━━ Entries provided
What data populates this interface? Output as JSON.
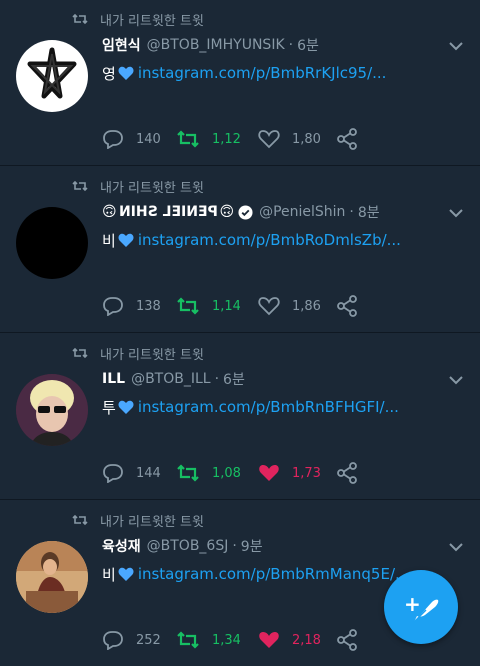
{
  "colors": {
    "background": "#1b2836",
    "link": "#1da1f2",
    "retweet_active": "#17bf63",
    "like_active": "#e0245e",
    "muted": "#8899a6"
  },
  "tweets": [
    {
      "retweet_label": "내가 리트윗한 트윗",
      "name": "임현식",
      "handle": "@BTOB_IMHYUNSIK",
      "separator": "·",
      "time": "6분",
      "text": "영",
      "link": "instagram.com/p/BmbRrKJlc95/...",
      "replies": "140",
      "retweets": "1,122",
      "likes": "1,802",
      "liked": false,
      "avatar": "star"
    },
    {
      "retweet_label": "내가 리트윗한 트윗",
      "name_emoji_left": "🙃",
      "name": "PENIEL SHIN",
      "name_emoji_right": "🙃",
      "handle": "@PenielShin",
      "separator": "·",
      "time": "8분",
      "text": "비",
      "link": "instagram.com/p/BmbRoDmlsZb/...",
      "replies": "138",
      "retweets": "1,145",
      "likes": "1,863",
      "liked": false,
      "avatar": "black",
      "verified": true
    },
    {
      "retweet_label": "내가 리트윗한 트윗",
      "name": "ILL",
      "handle": "@BTOB_ILL",
      "separator": "·",
      "time": "6분",
      "text": "투",
      "link": "instagram.com/p/BmbRnBFHGFI/...",
      "replies": "144",
      "retweets": "1,080",
      "likes": "1,731",
      "liked": true,
      "avatar": "person-blond"
    },
    {
      "retweet_label": "내가 리트윗한 트윗",
      "name": "육성재",
      "handle": "@BTOB_6SJ",
      "separator": "·",
      "time": "9분",
      "text": "비",
      "link": "instagram.com/p/BmbRmManq5E/...",
      "replies": "252",
      "retweets": "1,342",
      "likes": "2,189",
      "liked": true,
      "avatar": "person-brown"
    }
  ],
  "fab": {
    "icon": "compose-feather-plus-icon",
    "plus": "+"
  }
}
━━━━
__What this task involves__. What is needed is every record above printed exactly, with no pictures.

__Expected answer__.
What data populates this interface? Output as JSON.
{
  "colors": {
    "background": "#1b2836",
    "link": "#1da1f2",
    "retweet_active": "#17bf63",
    "like_active": "#e0245e",
    "muted": "#8899a6"
  },
  "tweets": [
    {
      "retweet_label": "내가 리트윗한 트윗",
      "name": "임현식",
      "handle": "@BTOB_IMHYUNSIK",
      "separator": "·",
      "time": "6분",
      "text": "영",
      "link": "instagram.com/p/BmbRrKJlc95/...",
      "replies": "140",
      "retweets": "1,122",
      "likes": "1,802",
      "liked": false,
      "avatar": "star"
    },
    {
      "retweet_label": "내가 리트윗한 트윗",
      "name_emoji_left": "🙃",
      "name": "PENIEL SHIN",
      "name_emoji_right": "🙃",
      "handle": "@PenielShin",
      "separator": "·",
      "time": "8분",
      "text": "비",
      "link": "instagram.com/p/BmbRoDmlsZb/...",
      "replies": "138",
      "retweets": "1,145",
      "likes": "1,863",
      "liked": false,
      "avatar": "black",
      "verified": true
    },
    {
      "retweet_label": "내가 리트윗한 트윗",
      "name": "ILL",
      "handle": "@BTOB_ILL",
      "separator": "·",
      "time": "6분",
      "text": "투",
      "link": "instagram.com/p/BmbRnBFHGFI/...",
      "replies": "144",
      "retweets": "1,080",
      "likes": "1,731",
      "liked": true,
      "avatar": "person-blond"
    },
    {
      "retweet_label": "내가 리트윗한 트윗",
      "name": "육성재",
      "handle": "@BTOB_6SJ",
      "separator": "·",
      "time": "9분",
      "text": "비",
      "link": "instagram.com/p/BmbRmManq5E/...",
      "replies": "252",
      "retweets": "1,342",
      "likes": "2,189",
      "liked": true,
      "avatar": "person-brown"
    }
  ],
  "fab": {
    "icon": "compose-feather-plus-icon",
    "plus": "+"
  }
}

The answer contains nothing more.